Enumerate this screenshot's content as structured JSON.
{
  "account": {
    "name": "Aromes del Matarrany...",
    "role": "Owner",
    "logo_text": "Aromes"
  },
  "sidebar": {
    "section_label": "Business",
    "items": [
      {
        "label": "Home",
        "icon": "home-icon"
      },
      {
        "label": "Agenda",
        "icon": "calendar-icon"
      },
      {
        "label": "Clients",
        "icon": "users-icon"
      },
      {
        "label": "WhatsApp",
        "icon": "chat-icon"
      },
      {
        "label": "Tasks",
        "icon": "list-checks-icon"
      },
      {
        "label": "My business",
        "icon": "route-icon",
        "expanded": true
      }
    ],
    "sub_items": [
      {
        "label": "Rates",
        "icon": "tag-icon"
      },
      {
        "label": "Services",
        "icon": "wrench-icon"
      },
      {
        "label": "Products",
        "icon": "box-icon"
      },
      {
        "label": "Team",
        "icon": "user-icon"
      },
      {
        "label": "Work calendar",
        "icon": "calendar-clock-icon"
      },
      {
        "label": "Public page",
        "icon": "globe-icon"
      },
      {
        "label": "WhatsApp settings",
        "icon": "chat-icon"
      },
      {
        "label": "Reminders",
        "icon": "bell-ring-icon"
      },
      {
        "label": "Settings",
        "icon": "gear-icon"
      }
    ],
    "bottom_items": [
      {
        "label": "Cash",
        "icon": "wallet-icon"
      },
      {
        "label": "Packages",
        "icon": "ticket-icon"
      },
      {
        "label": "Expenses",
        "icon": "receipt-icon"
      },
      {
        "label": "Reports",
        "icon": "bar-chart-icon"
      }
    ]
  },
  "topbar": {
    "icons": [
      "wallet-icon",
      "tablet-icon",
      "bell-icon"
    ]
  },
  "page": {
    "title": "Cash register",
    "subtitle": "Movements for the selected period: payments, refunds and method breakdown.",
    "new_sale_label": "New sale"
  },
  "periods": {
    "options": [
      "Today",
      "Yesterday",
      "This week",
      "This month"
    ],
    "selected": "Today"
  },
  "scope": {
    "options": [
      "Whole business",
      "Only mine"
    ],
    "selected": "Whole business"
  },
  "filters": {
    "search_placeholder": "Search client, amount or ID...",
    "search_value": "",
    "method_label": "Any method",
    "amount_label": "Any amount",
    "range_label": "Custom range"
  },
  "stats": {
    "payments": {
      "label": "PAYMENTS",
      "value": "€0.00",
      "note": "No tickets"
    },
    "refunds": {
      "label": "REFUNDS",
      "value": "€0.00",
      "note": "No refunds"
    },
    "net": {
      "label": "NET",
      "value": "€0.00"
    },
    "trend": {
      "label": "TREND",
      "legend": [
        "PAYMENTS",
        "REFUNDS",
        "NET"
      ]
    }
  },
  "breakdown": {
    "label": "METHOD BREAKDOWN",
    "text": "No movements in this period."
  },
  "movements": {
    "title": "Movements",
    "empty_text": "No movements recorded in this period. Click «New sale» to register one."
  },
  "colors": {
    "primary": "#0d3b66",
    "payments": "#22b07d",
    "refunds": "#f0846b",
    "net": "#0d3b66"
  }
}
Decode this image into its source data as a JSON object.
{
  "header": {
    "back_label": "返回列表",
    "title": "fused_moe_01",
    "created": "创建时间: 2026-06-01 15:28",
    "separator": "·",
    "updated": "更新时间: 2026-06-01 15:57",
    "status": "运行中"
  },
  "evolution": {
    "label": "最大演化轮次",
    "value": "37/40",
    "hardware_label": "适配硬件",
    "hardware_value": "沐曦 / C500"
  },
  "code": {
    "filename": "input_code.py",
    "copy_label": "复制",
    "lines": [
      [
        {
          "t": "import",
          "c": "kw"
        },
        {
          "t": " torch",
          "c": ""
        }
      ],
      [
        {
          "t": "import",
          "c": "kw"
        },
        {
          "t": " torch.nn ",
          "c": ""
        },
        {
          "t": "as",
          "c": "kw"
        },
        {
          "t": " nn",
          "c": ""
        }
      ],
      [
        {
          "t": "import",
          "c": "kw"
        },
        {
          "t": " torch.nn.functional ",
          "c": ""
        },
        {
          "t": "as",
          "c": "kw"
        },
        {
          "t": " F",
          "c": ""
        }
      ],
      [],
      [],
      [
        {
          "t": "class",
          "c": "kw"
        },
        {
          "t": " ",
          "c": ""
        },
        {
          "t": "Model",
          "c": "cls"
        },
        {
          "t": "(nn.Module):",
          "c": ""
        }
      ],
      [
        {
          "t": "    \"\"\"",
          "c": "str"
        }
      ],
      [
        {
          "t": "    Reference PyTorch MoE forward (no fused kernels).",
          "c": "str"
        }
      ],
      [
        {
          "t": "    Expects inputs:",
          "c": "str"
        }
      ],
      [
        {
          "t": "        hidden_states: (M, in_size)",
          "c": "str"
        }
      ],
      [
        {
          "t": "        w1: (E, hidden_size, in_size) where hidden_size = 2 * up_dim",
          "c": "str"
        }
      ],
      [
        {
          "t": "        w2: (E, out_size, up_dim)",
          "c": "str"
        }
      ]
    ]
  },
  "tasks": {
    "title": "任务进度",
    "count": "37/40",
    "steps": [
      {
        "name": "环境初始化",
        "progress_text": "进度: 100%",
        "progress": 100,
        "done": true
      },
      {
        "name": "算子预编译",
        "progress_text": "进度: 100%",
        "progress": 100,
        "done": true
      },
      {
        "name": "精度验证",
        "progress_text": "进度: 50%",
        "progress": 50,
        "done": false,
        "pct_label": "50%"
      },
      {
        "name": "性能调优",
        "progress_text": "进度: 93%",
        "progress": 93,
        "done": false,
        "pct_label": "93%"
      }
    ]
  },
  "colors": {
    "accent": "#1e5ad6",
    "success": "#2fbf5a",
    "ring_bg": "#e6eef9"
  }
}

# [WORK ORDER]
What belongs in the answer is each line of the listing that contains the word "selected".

# [SOLUTION]
    "subtitle": "Movements for the selected period: payments, refunds and method breakdown.",
    "selected": "Today"
    "selected": "Whole business"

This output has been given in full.